Flux

Announcement Flux has joined CNCF as a sandbox project

We believe in GitOps:

  • You declaratively describe the entire desired state of your system in git. This includes the apps, config, dashboards, monitoring and everything else.
  • What can be described can be automated. Use YAMLs to enforce conformance of the system. You don’t need to run kubectl, all changes go through git. Use diff tools to detect divergence between observed and desired state and get notifications.
  • You push code not containers. Everything is controlled through pull requests. There is no learning curve for new devs, they just use your standard git PR process. The history in git allows you to recover from any snapshot as you have a sequence of transactions. It is much more transparent to make operational changes by pull request, e.g. fix a production issue via a pull request instead of making changes to the running system.

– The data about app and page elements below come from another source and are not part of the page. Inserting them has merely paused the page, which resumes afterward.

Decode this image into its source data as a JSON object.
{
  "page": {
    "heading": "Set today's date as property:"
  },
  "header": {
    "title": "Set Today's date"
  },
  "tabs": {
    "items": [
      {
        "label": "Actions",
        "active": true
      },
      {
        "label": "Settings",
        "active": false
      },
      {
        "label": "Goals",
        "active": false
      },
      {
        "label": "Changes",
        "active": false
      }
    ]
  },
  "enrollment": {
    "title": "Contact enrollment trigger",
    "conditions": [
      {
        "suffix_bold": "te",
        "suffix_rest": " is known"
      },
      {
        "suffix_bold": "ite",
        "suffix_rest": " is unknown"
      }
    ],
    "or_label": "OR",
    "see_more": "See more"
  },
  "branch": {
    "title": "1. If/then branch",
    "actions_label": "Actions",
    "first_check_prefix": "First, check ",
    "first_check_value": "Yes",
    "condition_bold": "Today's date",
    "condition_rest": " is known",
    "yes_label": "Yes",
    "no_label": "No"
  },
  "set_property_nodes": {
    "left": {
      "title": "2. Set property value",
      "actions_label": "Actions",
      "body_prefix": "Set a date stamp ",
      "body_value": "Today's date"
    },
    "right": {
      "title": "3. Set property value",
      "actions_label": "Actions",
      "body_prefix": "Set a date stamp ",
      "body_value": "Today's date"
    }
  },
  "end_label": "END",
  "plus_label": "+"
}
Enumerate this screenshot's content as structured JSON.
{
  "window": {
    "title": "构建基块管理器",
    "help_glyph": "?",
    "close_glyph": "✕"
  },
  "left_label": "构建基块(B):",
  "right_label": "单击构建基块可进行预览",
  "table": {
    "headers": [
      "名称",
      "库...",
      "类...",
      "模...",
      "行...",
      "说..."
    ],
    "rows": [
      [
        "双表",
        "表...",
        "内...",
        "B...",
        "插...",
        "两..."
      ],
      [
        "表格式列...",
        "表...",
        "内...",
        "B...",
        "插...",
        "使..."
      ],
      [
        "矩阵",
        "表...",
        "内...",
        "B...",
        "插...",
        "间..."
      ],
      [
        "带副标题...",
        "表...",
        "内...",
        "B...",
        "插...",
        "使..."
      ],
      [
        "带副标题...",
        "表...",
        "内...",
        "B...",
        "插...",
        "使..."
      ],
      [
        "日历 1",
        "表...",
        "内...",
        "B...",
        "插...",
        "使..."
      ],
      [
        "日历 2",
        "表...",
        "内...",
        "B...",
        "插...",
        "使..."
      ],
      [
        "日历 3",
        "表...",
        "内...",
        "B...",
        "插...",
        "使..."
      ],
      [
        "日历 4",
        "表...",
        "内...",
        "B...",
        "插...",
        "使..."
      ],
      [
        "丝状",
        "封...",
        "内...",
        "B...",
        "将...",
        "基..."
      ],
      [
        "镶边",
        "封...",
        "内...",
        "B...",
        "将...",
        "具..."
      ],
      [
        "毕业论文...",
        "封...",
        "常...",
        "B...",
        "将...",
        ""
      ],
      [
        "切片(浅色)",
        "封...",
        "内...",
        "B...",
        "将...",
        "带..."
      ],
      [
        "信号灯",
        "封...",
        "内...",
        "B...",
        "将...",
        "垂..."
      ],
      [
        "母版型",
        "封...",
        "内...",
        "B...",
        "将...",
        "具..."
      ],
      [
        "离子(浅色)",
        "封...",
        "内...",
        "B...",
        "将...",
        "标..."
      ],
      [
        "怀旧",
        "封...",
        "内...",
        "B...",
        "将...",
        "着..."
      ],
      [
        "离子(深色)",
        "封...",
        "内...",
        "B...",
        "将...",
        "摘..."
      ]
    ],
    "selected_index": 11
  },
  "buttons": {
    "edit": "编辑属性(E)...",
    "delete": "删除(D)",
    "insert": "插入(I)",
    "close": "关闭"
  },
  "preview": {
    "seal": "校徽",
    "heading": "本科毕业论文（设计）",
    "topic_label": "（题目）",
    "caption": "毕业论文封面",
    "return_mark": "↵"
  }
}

Flux is a tool that automatically ensures that the state of a cluster matches the config in git. It uses an operator in the cluster to trigger deployments inside Kubernetes, which means you don’t need a separate CD tool. It monitors all relevant image repositories, detects new images, triggers deployments and updates the desired running configuration based on that (and a configurable policy).

The benefits are: you don’t need to grant your CI access to the cluster, every change is atomic and transactional, git has your audit log. Each transaction either fails or succeeds cleanly. You’re entirely code centric and don’t need new infrastructure.

Deployment Pipeline

CircleCI GoDoc Documentation

What Flux does

Flux is most useful when used as a deployment tool at the end of a Continuous Delivery pipeline. Flux will make sure that your new container images and config changes are propagated to the cluster.

Who is using Flux in production

If you too are using Flux in production; please submit a PR to add your organization to the list!

History

In the first years of its existence, the development of Flux was very closely coupled to that of Weave Cloud. Over the years the community around Flux grew, the numbers of integrations grew and the team started the process of generalising the code, so that more projects could easily integrate.

Get started with Flux

With the following tutorials:

or just browse through the documentation.

Do you want to release your Helm charts in a declarative way? Take a look at the fluxcd/helm-operator.

Integrations

As Flux is Open Source, integrations are very straight-forward. Here are a few popular ones you might want to check out:

Community & Developer information

We welcome all kinds of contributions to Flux, be it code, issues you found, documentation, external tools, help and support or anything else really.

The Flux project adheres to the CNCF Code of Conduct.

Instances of abusive, harassing, or otherwise unacceptable behavior may be reported by contacting a Flux project maintainer, or the CNCF mediator, Mishi Choudhary mishi@linux.com.

To familiarise yourself with the project and how things work, you might be interested in the following:

Getting Help

If you have any questions about Flux and continuous delivery:

Your feedback is always welcome!